If a public safety officer sees someone smoking on campus, “someone will approach them in a positive way and remind them of the policy and ask them to observe it,” said Steve Clark, OSU’s vice president of university relations and marketing.
Public service announcements and signs regarding the policy have been in place since last football season, including advertisements on the scoreboard and various channels through athletics, he said.
“We’ve done our best to prepare folks in advance, and by using positive reinforcement and education, I think that those efforts will prevail,” Clark said.
University officials said OSU’s approach to implementing the policy, Oregon Administrative Rule 576, Division 040, is based more on education and communication than heavy handed enforcement.
The smoke free not tobacco free policy restricts the use of cigarettes, cigars, pipes, including hookahs, electronic cigarettes and other devices intended to simulate smoking.
“Especially this year, OSU is taking a position of education and remediation, and the Department of Public Safety has the same focus if someone is not in compliance, then (we) educate them,” said Stacey Edwards,
the director of the Smoke Free OSU project.
Edwards noted the new regulation not only is a change in policy, but a cultural shift.
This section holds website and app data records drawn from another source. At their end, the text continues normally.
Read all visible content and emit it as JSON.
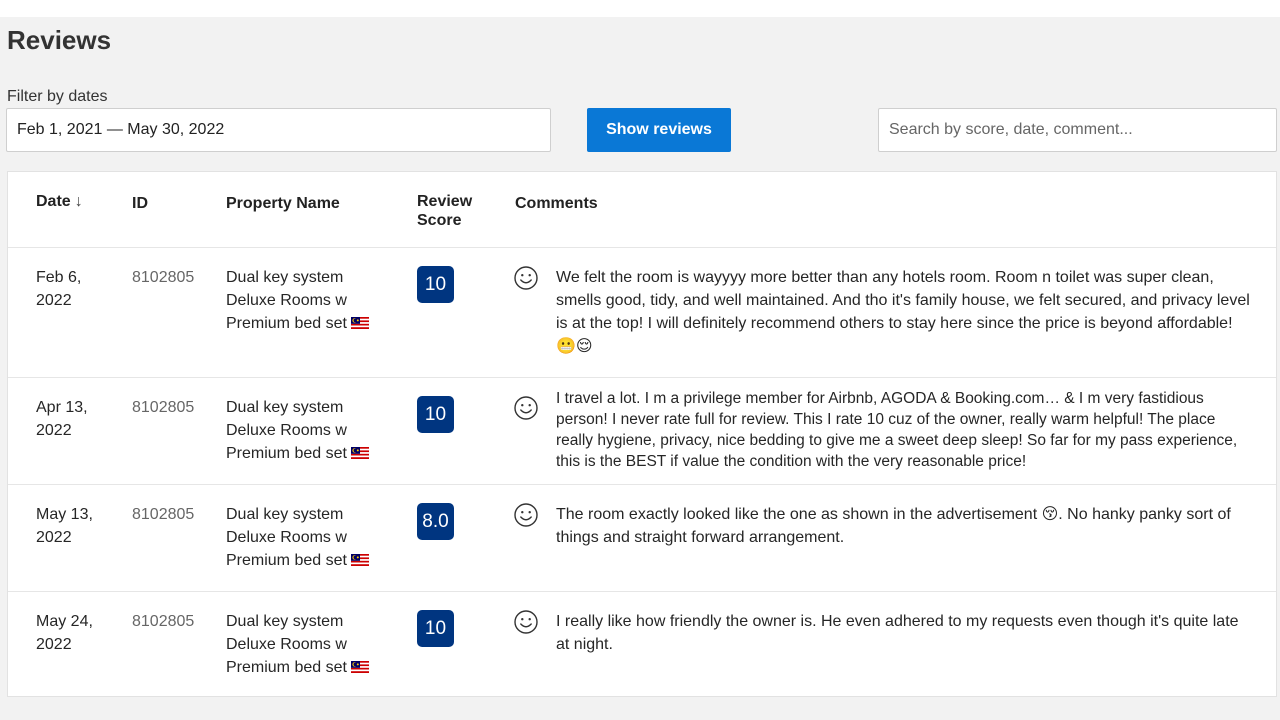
{
  "page": {
    "title": "Reviews"
  },
  "filter": {
    "label": "Filter by dates",
    "date_range": "Feb 1, 2021 — May 30, 2022",
    "show_button": "Show reviews",
    "search_placeholder": "Search by score, date, comment..."
  },
  "table": {
    "headers": {
      "date": "Date",
      "date_sort_icon": "↓",
      "id": "ID",
      "property_name": "Property Name",
      "review_score_line1": "Review",
      "review_score_line2": "Score",
      "comments": "Comments"
    },
    "rows": [
      {
        "date_line1": "Feb 6,",
        "date_line2": "2022",
        "id": "8102805",
        "property_line1": "Dual key system",
        "property_line2": "Deluxe Rooms w",
        "property_line3": "Premium bed set",
        "score": "10",
        "comment": "We felt the room is wayyyy more better than any hotels room. Room n toilet was super clean, smells good, tidy, and well maintained. And tho it's family house, we felt secured, and privacy level is at the top! I will definitely recommend others to stay here since the price is beyond affordable! 😬😌"
      },
      {
        "date_line1": "Apr 13,",
        "date_line2": "2022",
        "id": "8102805",
        "property_line1": "Dual key system",
        "property_line2": "Deluxe Rooms w",
        "property_line3": "Premium bed set",
        "score": "10",
        "comment": "I travel a lot. I m a privilege member for Airbnb, AGODA & Booking.com… & I m very fastidious person! I never rate full for review. This I rate 10 cuz of the owner, really warm helpful! The place really hygiene, privacy, nice bedding to give me a sweet deep sleep! So far for my pass experience, this is the BEST if value the condition with the very reasonable price!"
      },
      {
        "date_line1": "May 13,",
        "date_line2": "2022",
        "id": "8102805",
        "property_line1": "Dual key system",
        "property_line2": "Deluxe Rooms w",
        "property_line3": "Premium bed set",
        "score": "8.0",
        "comment": "The room exactly looked like the one as shown in the advertisement 😚. No hanky panky sort of things and straight forward arrangement."
      },
      {
        "date_line1": "May 24,",
        "date_line2": "2022",
        "id": "8102805",
        "property_line1": "Dual key system",
        "property_line2": "Deluxe Rooms w",
        "property_line3": "Premium bed set",
        "score": "10",
        "comment": "I really like how friendly the owner is. He even adhered to my requests even though it's quite late at night."
      }
    ]
  },
  "icons": {
    "sentiment": "smiley-icon",
    "flag": "malaysia-flag-icon"
  },
  "colors": {
    "primary_button": "#0a78d6",
    "score_badge": "#003580",
    "background": "#f2f2f2"
  }
}
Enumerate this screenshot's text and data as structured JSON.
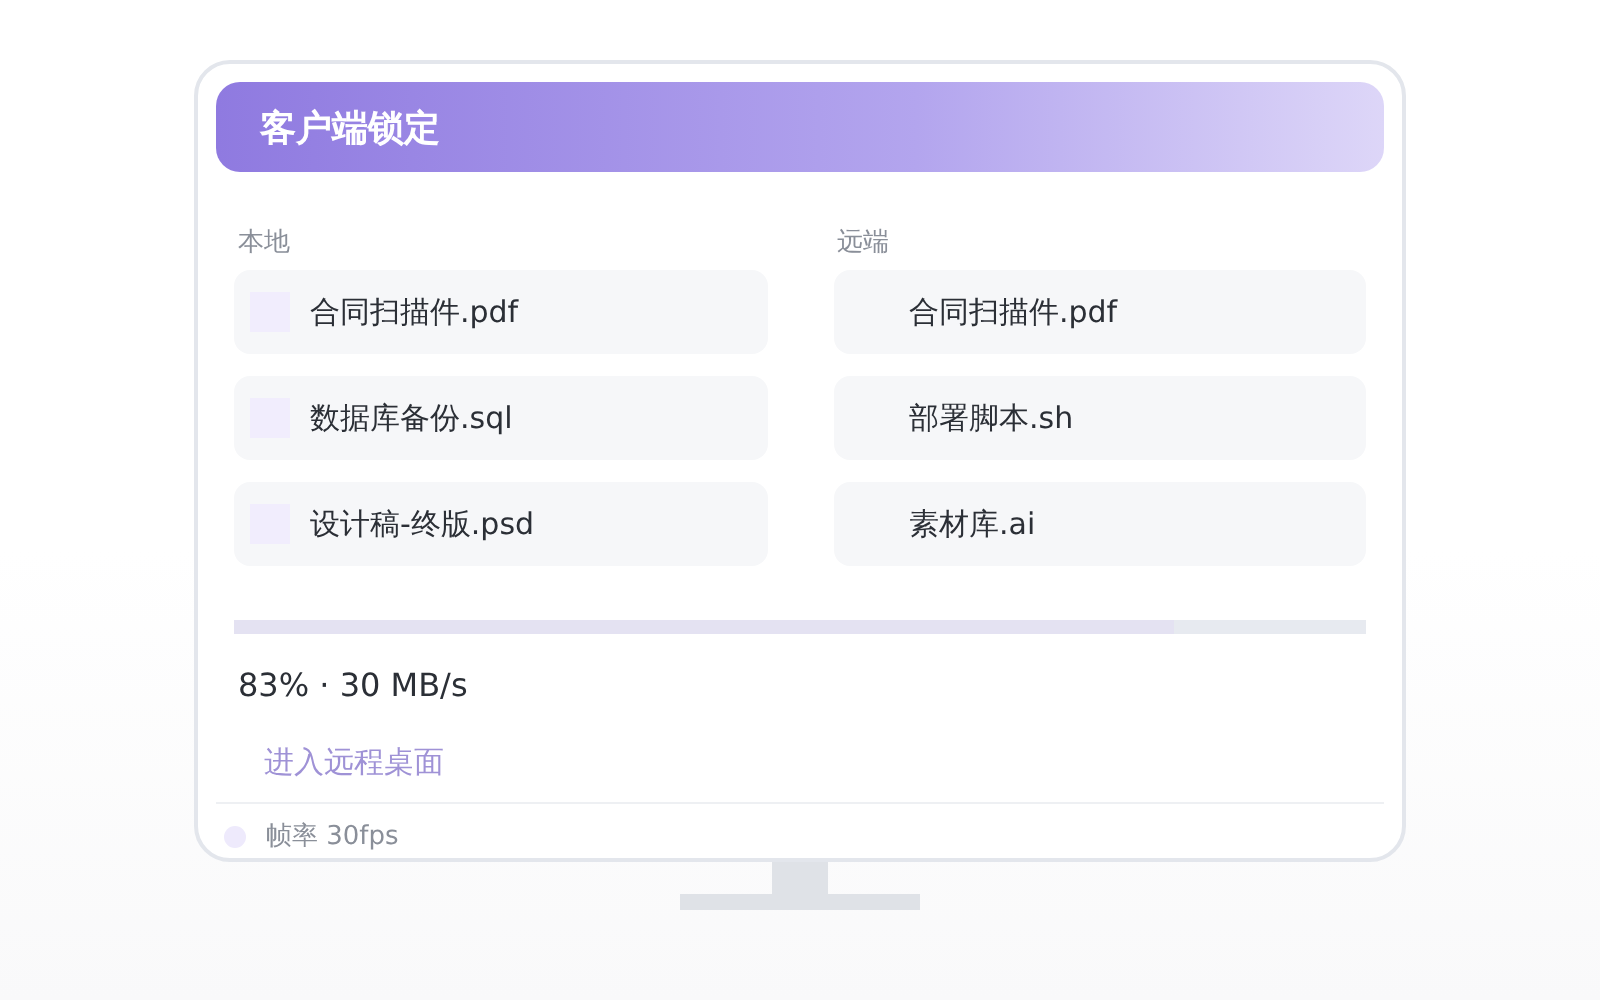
{
  "header": {
    "title": "客户端锁定"
  },
  "local": {
    "label": "本地",
    "files": [
      {
        "name": "合同扫描件.pdf"
      },
      {
        "name": "数据库备份.sql"
      },
      {
        "name": "设计稿-终版.psd"
      }
    ]
  },
  "remote": {
    "label": "远端",
    "files": [
      {
        "name": "合同扫描件.pdf"
      },
      {
        "name": "部署脚本.sh"
      },
      {
        "name": "素材库.ai"
      }
    ]
  },
  "transfer": {
    "level": 0.83,
    "reading": "83% · 30 MB/s"
  },
  "action": {
    "label": "进入远程桌面",
    "disabled": true
  },
  "status": {
    "text": "帧率 30fps",
    "color": "#eeeafc"
  }
}
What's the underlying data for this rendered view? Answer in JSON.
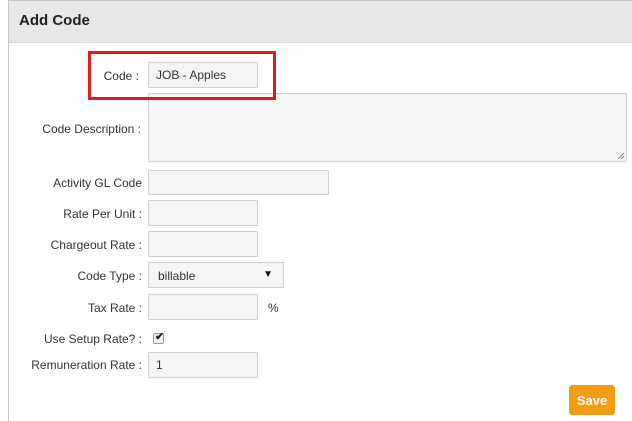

OSU is far from alone in the change; about 530 institutions of higher education across the country also have banned smoking on campus.
Dan Schwab, chairman of the project’s compliance work group and director of the Office of Student Conduct at OSU, said policy committees also are promoting self regulation.
“(We’ll ask them), ‘Did you realize this is a no smoking campus?’ and we’re hoping they abide by it. If not, public safety is called,” Schwab said, adding that regulators will aim to find underlying reasons for repeat offenses. “We find out why it was that they didn’t want to comply. We find out if they’re addicted and offer other options.”
Schwab said that this approach is different from ones taken by some other universities, such as the University of Oregon, which fines people who violate its no smoking policy.
“They’re not getting hit in the pocketbook (at OSU), and they’ll be honest about the situation. That’s always been our approach,” he said.
Campus visitors will notice some concrete examples of the ban, so to speak: The concrete, sand filled receptacles for cigarette butts that were located outside many campus buildings no longer will be outside those places. Facility Services will place some of them around the periphery of the campus in locations that are commonly used as entrances and which receive a lot of foot traffic, Edwards said.
Schwab said that the Office of Student Conduct will be responsible for dealing with students who violate the ban. Human Resources will handle violations of the policy by faculty members, and the Department of Public Services will make contact with campus visitors who light up including visitors on game day.
“We’ve worked with athletics on this, as far as informing fans that come on the campus,” Edwards said. “DPS will enforce it as they can on those days. People of course may decide to inform others about the policy. We implore people to do so; that’s their choice.”
Because OSU long has banned smoking inside its buildings and even near entrances,
no large scale objection among employees and students is anticipated.